Monday July 4th 2022
Neural network architecture search for extreme classification and in a partially labeled learning context
Deep learning applications are rapidly expanding and show no signs of slowing down. Neural network topologies are becoming larger and more complex for challenging real-life problems.
This increased complexity necessitates more time and expertise from professionals, as well as a significant financial investment for AI companies.
Neural Architecture Search is a novel Machine Learning paradigm that seeks to determine the best NN architecture for a given problem. NAS techniques, on the other hand, have only been studied and developed in limited, well-defined Machine Learning problems, which are not representative of all existing ML scenarios.
This thesis focuses on the research and development of the NAS approaches for new tasks as well as a new learning framework that is more relevant to real-world applications.
We suggested using a neuro-evolutionary NAS framework to solve the extreme multi-label classification challenge in particular.
We combined convolution and recurrent networks to provide a more appropriate space search for this assignment.

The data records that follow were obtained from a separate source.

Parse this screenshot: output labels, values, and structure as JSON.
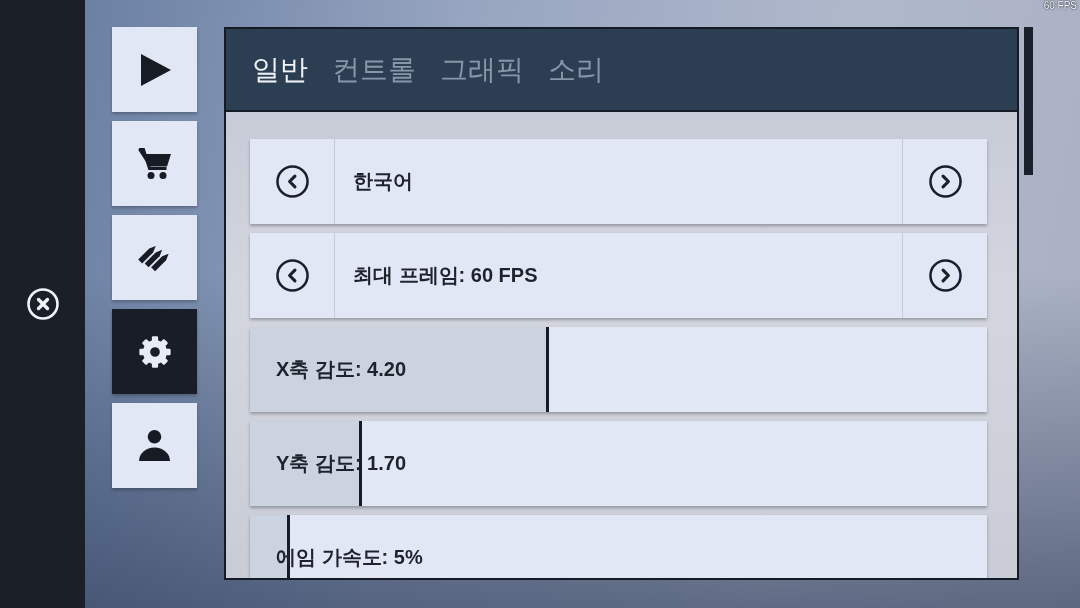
{
  "fps_counter": "60 FPS",
  "nav": [
    {
      "selected": false
    },
    {
      "selected": false
    },
    {
      "selected": false
    },
    {
      "selected": true
    },
    {
      "selected": false
    }
  ],
  "tabs": [
    {
      "label": "일반",
      "selected": true
    },
    {
      "label": "컨트롤",
      "selected": false
    },
    {
      "label": "그래픽",
      "selected": false
    },
    {
      "label": "소리",
      "selected": false
    }
  ],
  "settings": [
    {
      "kind": "selector",
      "label": "한국어"
    },
    {
      "kind": "selector",
      "label": "최대 프레임: 60 FPS"
    },
    {
      "kind": "slider",
      "label": "X축 감도: 4.20",
      "level": 0.406
    },
    {
      "kind": "slider",
      "label": "Y축 감도: 1.70",
      "level": 0.152
    },
    {
      "kind": "slider",
      "label": "에임 가속도: 5%",
      "level": 0.054
    }
  ]
}
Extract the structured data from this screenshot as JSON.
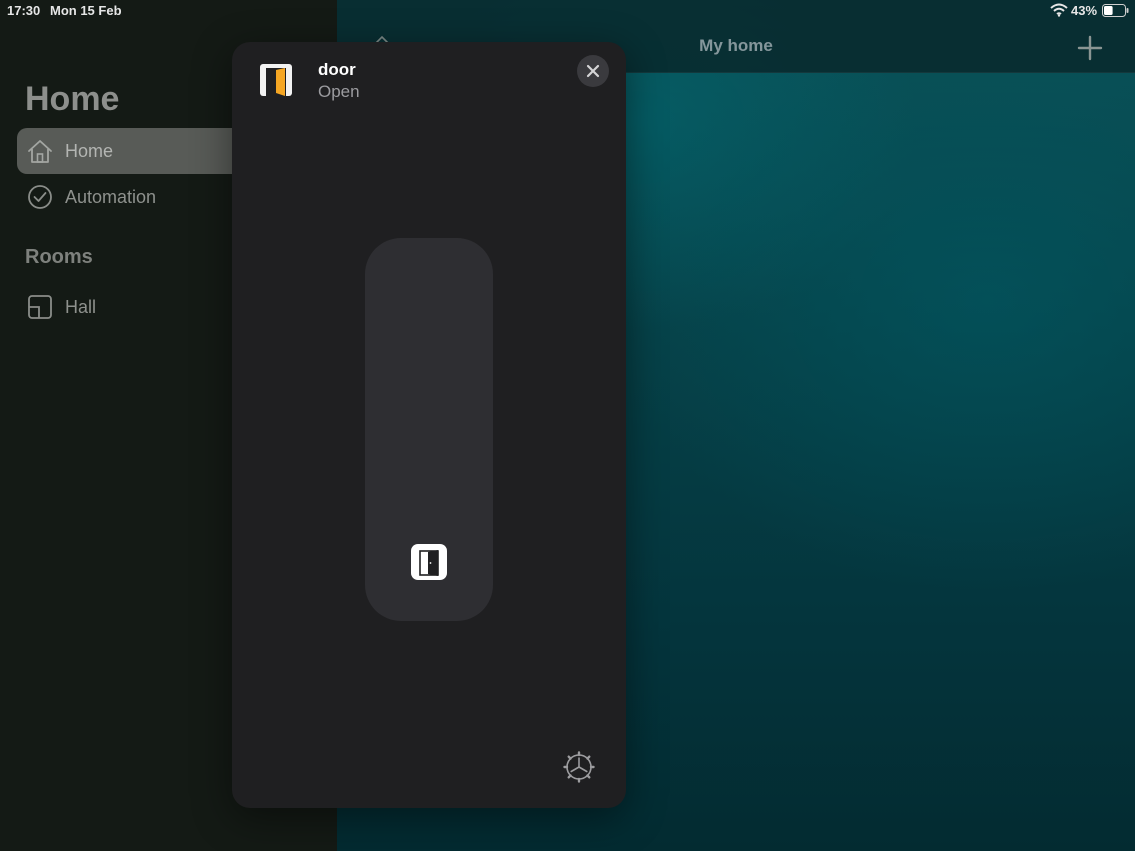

On several datasets, we evaluate the performance of the searched network. We also looked at the challenge of reconstructing an RSSI map, which is a more difficult process due to the lack of input data and the fact that it is only partially annotated. In this way, we provide a system for semantic segmentation task dynamic architecture search with a minimal number of annotated samples. We investigated multiple semi-supervised learning algorithms in this framework to see which one was the most successful at using unlabeled samples.
We looked at a number of strategies, including "traditional" and "new" semi-supervision approaches, as well as self-supervision approaches.
Mis à jour le 30 June 2022